SUPPLIED RECORDS →
Segment Open
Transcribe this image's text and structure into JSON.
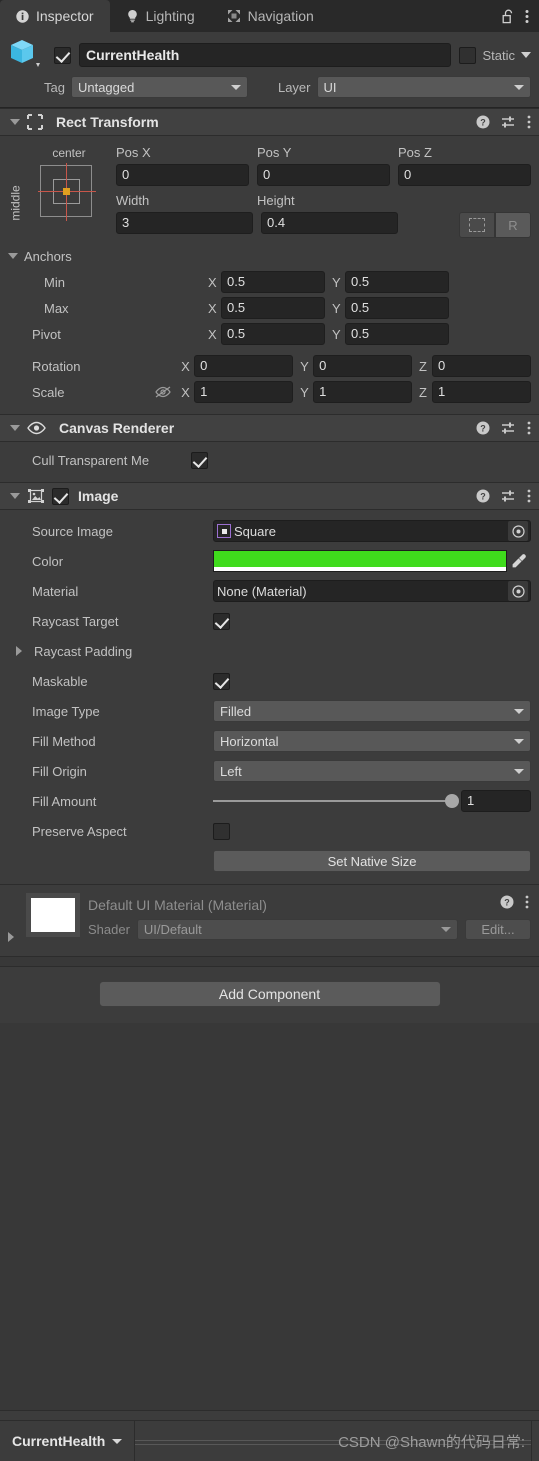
{
  "tabs": [
    {
      "label": "Inspector",
      "icon": "info-icon",
      "active": true
    },
    {
      "label": "Lighting",
      "icon": "lightbulb-icon",
      "active": false
    },
    {
      "label": "Navigation",
      "icon": "navigation-mesh-icon",
      "active": false
    }
  ],
  "tabbar_icons": {
    "lock": "lock-open-icon",
    "menu": "kebab-menu-icon"
  },
  "gameobject": {
    "enabled": true,
    "name": "CurrentHealth",
    "static_label": "Static",
    "static_checked": false,
    "tag_label": "Tag",
    "tag_value": "Untagged",
    "layer_label": "Layer",
    "layer_value": "UI"
  },
  "rect_transform": {
    "title": "Rect Transform",
    "anchor_preset": {
      "horizontal": "center",
      "vertical": "middle"
    },
    "pos_labels": [
      "Pos X",
      "Pos Y",
      "Pos Z"
    ],
    "pos_values": [
      "0",
      "0",
      "0"
    ],
    "size_labels": [
      "Width",
      "Height"
    ],
    "size_values": [
      "3",
      "0.4"
    ],
    "blueprint_button": "blueprint-mode-icon",
    "raw_button": "R",
    "anchors_label": "Anchors",
    "anchor_rows": [
      {
        "label": "Min",
        "x": "0.5",
        "y": "0.5"
      },
      {
        "label": "Max",
        "x": "0.5",
        "y": "0.5"
      },
      {
        "label": "Pivot",
        "x": "0.5",
        "y": "0.5"
      }
    ],
    "rotation_label": "Rotation",
    "rotation": {
      "x": "0",
      "y": "0",
      "z": "0"
    },
    "scale_label": "Scale",
    "scale": {
      "x": "1",
      "y": "1",
      "z": "1"
    },
    "scale_icon": "constrain-proportions-off-icon"
  },
  "canvas_renderer": {
    "title": "Canvas Renderer",
    "icon": "eye-icon",
    "cull_label": "Cull Transparent Me",
    "cull_checked": true
  },
  "image": {
    "title": "Image",
    "icon": "image-component-icon",
    "enabled": true,
    "source_image_label": "Source Image",
    "source_image_value": "Square",
    "color_label": "Color",
    "color_value": "#3FDB1C",
    "material_label": "Material",
    "material_value": "None (Material)",
    "raycast_target_label": "Raycast Target",
    "raycast_target_checked": true,
    "raycast_padding_label": "Raycast Padding",
    "maskable_label": "Maskable",
    "maskable_checked": true,
    "image_type_label": "Image Type",
    "image_type_value": "Filled",
    "fill_method_label": "Fill Method",
    "fill_method_value": "Horizontal",
    "fill_origin_label": "Fill Origin",
    "fill_origin_value": "Left",
    "fill_amount_label": "Fill Amount",
    "fill_amount_value": "1",
    "preserve_aspect_label": "Preserve Aspect",
    "preserve_aspect_checked": false,
    "set_native_size_label": "Set Native Size"
  },
  "material_block": {
    "title": "Default UI Material (Material)",
    "shader_label": "Shader",
    "shader_value": "UI/Default",
    "edit_label": "Edit..."
  },
  "add_component_label": "Add Component",
  "footer": {
    "breadcrumb": "CurrentHealth",
    "watermark": "CSDN @Shawn的代码日常:"
  }
}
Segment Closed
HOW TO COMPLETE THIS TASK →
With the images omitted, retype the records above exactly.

EXERCISE OUTPUT →
Transcribe this image's text and structure into JSON.
{
  "tabs": [
    {
      "label": "Inspector",
      "icon": "info-icon",
      "active": true
    },
    {
      "label": "Lighting",
      "icon": "lightbulb-icon",
      "active": false
    },
    {
      "label": "Navigation",
      "icon": "navigation-mesh-icon",
      "active": false
    }
  ],
  "tabbar_icons": {
    "lock": "lock-open-icon",
    "menu": "kebab-menu-icon"
  },
  "gameobject": {
    "enabled": true,
    "name": "CurrentHealth",
    "static_label": "Static",
    "static_checked": false,
    "tag_label": "Tag",
    "tag_value": "Untagged",
    "layer_label": "Layer",
    "layer_value": "UI"
  },
  "rect_transform": {
    "title": "Rect Transform",
    "anchor_preset": {
      "horizontal": "center",
      "vertical": "middle"
    },
    "pos_labels": [
      "Pos X",
      "Pos Y",
      "Pos Z"
    ],
    "pos_values": [
      "0",
      "0",
      "0"
    ],
    "size_labels": [
      "Width",
      "Height"
    ],
    "size_values": [
      "3",
      "0.4"
    ],
    "blueprint_button": "blueprint-mode-icon",
    "raw_button": "R",
    "anchors_label": "Anchors",
    "anchor_rows": [
      {
        "label": "Min",
        "x": "0.5",
        "y": "0.5"
      },
      {
        "label": "Max",
        "x": "0.5",
        "y": "0.5"
      },
      {
        "label": "Pivot",
        "x": "0.5",
        "y": "0.5"
      }
    ],
    "rotation_label": "Rotation",
    "rotation": {
      "x": "0",
      "y": "0",
      "z": "0"
    },
    "scale_label": "Scale",
    "scale": {
      "x": "1",
      "y": "1",
      "z": "1"
    },
    "scale_icon": "constrain-proportions-off-icon"
  },
  "canvas_renderer": {
    "title": "Canvas Renderer",
    "icon": "eye-icon",
    "cull_label": "Cull Transparent Me",
    "cull_checked": true
  },
  "image": {
    "title": "Image",
    "icon": "image-component-icon",
    "enabled": true,
    "source_image_label": "Source Image",
    "source_image_value": "Square",
    "color_label": "Color",
    "color_value": "#3FDB1C",
    "material_label": "Material",
    "material_value": "None (Material)",
    "raycast_target_label": "Raycast Target",
    "raycast_target_checked": true,
    "raycast_padding_label": "Raycast Padding",
    "maskable_label": "Maskable",
    "maskable_checked": true,
    "image_type_label": "Image Type",
    "image_type_value": "Filled",
    "fill_method_label": "Fill Method",
    "fill_method_value": "Horizontal",
    "fill_origin_label": "Fill Origin",
    "fill_origin_value": "Left",
    "fill_amount_label": "Fill Amount",
    "fill_amount_value": "1",
    "preserve_aspect_label": "Preserve Aspect",
    "preserve_aspect_checked": false,
    "set_native_size_label": "Set Native Size"
  },
  "material_block": {
    "title": "Default UI Material (Material)",
    "shader_label": "Shader",
    "shader_value": "UI/Default",
    "edit_label": "Edit..."
  },
  "add_component_label": "Add Component",
  "footer": {
    "breadcrumb": "CurrentHealth",
    "watermark": "CSDN @Shawn的代码日常:"
  }
}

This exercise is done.